--- INPUT RECORDS ---

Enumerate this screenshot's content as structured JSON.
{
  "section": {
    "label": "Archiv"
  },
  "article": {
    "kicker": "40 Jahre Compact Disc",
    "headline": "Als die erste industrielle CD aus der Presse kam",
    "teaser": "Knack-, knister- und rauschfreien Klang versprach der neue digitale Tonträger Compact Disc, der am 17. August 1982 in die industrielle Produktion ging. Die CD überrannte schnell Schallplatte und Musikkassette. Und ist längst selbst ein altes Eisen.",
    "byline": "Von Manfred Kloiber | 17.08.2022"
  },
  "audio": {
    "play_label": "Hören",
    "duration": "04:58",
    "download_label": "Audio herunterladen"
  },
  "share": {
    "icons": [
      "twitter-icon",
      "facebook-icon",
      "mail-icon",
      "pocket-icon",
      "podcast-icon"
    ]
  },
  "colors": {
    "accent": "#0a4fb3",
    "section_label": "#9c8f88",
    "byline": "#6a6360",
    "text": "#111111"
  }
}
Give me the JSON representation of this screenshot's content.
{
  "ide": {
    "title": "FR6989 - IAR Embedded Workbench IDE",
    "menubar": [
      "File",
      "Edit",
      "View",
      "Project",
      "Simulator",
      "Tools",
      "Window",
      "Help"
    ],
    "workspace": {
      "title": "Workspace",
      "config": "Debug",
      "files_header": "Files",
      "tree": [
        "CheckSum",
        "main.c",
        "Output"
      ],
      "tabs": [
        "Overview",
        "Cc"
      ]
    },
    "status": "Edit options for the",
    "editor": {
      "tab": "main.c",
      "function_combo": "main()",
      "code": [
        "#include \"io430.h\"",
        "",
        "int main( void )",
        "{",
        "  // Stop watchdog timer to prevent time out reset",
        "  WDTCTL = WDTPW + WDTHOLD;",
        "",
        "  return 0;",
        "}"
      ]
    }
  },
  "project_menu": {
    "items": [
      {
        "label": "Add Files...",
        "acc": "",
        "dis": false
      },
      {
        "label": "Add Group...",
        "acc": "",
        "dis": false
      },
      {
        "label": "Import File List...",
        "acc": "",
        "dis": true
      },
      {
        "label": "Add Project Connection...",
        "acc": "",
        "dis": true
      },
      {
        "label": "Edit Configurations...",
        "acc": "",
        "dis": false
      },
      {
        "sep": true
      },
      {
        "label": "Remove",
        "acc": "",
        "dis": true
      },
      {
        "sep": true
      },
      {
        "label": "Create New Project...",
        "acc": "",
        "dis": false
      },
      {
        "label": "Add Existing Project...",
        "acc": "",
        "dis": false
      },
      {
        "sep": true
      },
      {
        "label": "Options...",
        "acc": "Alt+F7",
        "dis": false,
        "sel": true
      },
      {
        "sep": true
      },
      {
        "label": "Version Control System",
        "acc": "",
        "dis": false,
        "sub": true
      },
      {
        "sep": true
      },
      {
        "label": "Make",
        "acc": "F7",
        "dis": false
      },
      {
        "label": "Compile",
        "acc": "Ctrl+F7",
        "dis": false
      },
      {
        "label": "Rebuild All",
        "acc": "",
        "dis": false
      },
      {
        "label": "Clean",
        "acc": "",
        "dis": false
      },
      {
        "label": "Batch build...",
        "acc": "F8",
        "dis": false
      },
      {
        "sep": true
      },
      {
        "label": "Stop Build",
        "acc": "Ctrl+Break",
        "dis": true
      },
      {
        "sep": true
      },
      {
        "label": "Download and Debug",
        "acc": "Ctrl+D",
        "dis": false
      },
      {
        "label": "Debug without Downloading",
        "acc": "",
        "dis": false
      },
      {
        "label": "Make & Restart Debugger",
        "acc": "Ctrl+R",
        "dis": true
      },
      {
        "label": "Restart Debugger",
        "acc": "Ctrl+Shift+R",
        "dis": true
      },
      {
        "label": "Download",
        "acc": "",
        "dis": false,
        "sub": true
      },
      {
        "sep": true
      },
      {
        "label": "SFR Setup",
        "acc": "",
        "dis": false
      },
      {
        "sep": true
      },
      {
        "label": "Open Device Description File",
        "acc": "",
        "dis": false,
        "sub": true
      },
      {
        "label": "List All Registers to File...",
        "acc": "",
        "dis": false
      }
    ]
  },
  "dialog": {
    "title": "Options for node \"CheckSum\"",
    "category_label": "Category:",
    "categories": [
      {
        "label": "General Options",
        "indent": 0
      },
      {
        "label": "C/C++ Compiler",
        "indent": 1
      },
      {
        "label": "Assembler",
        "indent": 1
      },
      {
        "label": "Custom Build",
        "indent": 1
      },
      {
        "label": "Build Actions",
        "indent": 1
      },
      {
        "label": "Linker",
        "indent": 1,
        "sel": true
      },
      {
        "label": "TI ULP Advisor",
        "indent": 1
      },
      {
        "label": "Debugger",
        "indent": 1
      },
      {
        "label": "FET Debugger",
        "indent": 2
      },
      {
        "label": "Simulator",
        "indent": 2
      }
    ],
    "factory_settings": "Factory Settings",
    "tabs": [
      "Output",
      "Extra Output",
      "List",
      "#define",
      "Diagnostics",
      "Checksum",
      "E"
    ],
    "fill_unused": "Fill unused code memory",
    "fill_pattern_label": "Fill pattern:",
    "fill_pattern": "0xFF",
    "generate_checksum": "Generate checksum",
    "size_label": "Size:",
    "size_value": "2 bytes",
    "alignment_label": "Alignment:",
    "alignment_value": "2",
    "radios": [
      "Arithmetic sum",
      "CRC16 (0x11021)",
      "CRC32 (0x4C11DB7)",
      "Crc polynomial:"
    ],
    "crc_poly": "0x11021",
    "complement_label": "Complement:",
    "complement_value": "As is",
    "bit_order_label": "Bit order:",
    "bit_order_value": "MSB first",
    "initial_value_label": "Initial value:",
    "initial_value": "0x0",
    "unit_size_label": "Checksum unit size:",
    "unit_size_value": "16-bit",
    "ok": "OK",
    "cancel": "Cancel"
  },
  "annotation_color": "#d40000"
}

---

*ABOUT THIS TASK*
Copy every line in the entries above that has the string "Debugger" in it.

*ANSWER TO THIS TASK*
        "label": "Make & Restart Debugger",
        "label": "Restart Debugger",
        "label": "Debugger",
        "label": "FET Debugger",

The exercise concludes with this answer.